totally disabled, shall continue to receive PPD and PTD
benefits. It is indeed absurd to suggest that a claimant can
be permanently totally disabled and permanently partially
disabled at the same time!
commissioner overruled Swift's appeal but upheld
Ochoa's cross-appeal. Thus, the commissioner affirmed the
deputy's findings of two separate injuries and his
determinations of industrial disability. However, the
commissioner concluded that Ochoa's permanent partial
disability payments should not have terminated as of the date
when her permanent total disability payments commenced. The
In this case claimant has sustained successive disabilities
with the same employer, JBS Swift & Company, with a first
date of injury on February , 2011 resulting in permanent
disability and a second date of injury of December 15, 2011
also resulting in permanent disability. Therefore the
provisions of Iowa Code section 85.34(7) are clearly
applicable. The provision[s] of Iowa Code section 85.34(7)
were enacted following passage of H.F. 2581, at which time
the legislature also amended Iowa Code section 85.34(2)(u)
and struck Iowa Code section 85.36(9)(c).
When successive disabilities occurred prior to the passage of
the new statutory framework, overlapping of permanent partial
disability benefits was not allowed by operation of Iowa Code
section 85.36(9)(c). However, as noted above, that section of
the Code was repealed. There is no provision in Iowa Code
sections 85.34(7) or 85.34(2)(u) to prohibit the overlapping
payment of permanent disability benefits. Defendants seek to
set forth a policy argument that permanent partial disability
must cease with a finding of a successive disability
resulting in permanent and total disability.
commissioner thus ordered Swift to pay a full 350 weeks of
permanent partial disability benefits at the weekly rate of
$477.18, commencing June 14, 2011, and permanent total
disability benefits at the weekly rate of $478.44, commencing
December 15, 2011. This means that Ochoa would receive over
six years of overlapping weekly benefits-i.e., $477.18 plus
$478.44-substantially in excess of the $680 per week she was
earning when she stopped working for Swift.
filed a petition for judicial review. In its brief to the
district court, Swift specifically argued for the first time
that Iowa Code section 85.34(3)(b) barred the
simultaneous benefits. Following a hearing, the district
court affirmed the entire ruling of the workers'
compensation commissioner. That court addressed Swift's
double recovery argument and rejected it on the ground that a
permanent partial disability award and a permanent total
disability award could not be apportioned under section
85.34(7). See Drake Univ. v. Davis, 769 N.W.2d 176,
185 (Iowa 2009).
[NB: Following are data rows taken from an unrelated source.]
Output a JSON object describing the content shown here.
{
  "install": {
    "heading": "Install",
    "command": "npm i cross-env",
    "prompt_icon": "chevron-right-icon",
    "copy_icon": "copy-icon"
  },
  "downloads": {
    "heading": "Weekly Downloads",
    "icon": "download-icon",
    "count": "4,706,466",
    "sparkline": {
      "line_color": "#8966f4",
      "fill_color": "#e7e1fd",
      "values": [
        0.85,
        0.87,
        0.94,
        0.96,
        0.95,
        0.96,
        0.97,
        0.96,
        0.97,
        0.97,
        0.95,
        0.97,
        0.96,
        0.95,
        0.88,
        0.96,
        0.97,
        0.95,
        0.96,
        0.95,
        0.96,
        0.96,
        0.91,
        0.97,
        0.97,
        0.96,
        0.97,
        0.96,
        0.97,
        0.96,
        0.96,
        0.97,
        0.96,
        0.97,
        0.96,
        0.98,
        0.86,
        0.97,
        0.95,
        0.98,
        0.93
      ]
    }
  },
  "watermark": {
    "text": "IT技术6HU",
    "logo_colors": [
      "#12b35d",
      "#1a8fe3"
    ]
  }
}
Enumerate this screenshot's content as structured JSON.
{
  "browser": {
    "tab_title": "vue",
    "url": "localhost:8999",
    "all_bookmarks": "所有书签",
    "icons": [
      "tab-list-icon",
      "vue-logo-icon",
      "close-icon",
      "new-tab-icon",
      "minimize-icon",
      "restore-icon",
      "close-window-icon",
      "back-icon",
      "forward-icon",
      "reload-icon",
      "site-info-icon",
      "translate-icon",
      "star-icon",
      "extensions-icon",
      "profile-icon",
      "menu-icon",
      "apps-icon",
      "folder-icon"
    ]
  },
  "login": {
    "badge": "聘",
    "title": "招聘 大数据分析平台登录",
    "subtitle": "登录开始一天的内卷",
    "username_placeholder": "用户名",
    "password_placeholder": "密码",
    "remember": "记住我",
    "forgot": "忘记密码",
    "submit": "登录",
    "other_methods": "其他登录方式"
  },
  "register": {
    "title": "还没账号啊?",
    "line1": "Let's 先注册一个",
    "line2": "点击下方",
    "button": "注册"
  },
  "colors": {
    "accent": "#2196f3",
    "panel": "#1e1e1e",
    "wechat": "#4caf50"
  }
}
then appealed from the district court, and we transferred the
case to the court of appeals. That court also upheld the
commissioner's ruling in its entirety. It found
sufficient evidence to sustain each of the two awards and
also rejected Swift's argument that the concurrent
permanent partial disability and permanent total disability
awards are prohibited by Iowa Code section 85.34.
granted Swift's application for further review.
Scope and ...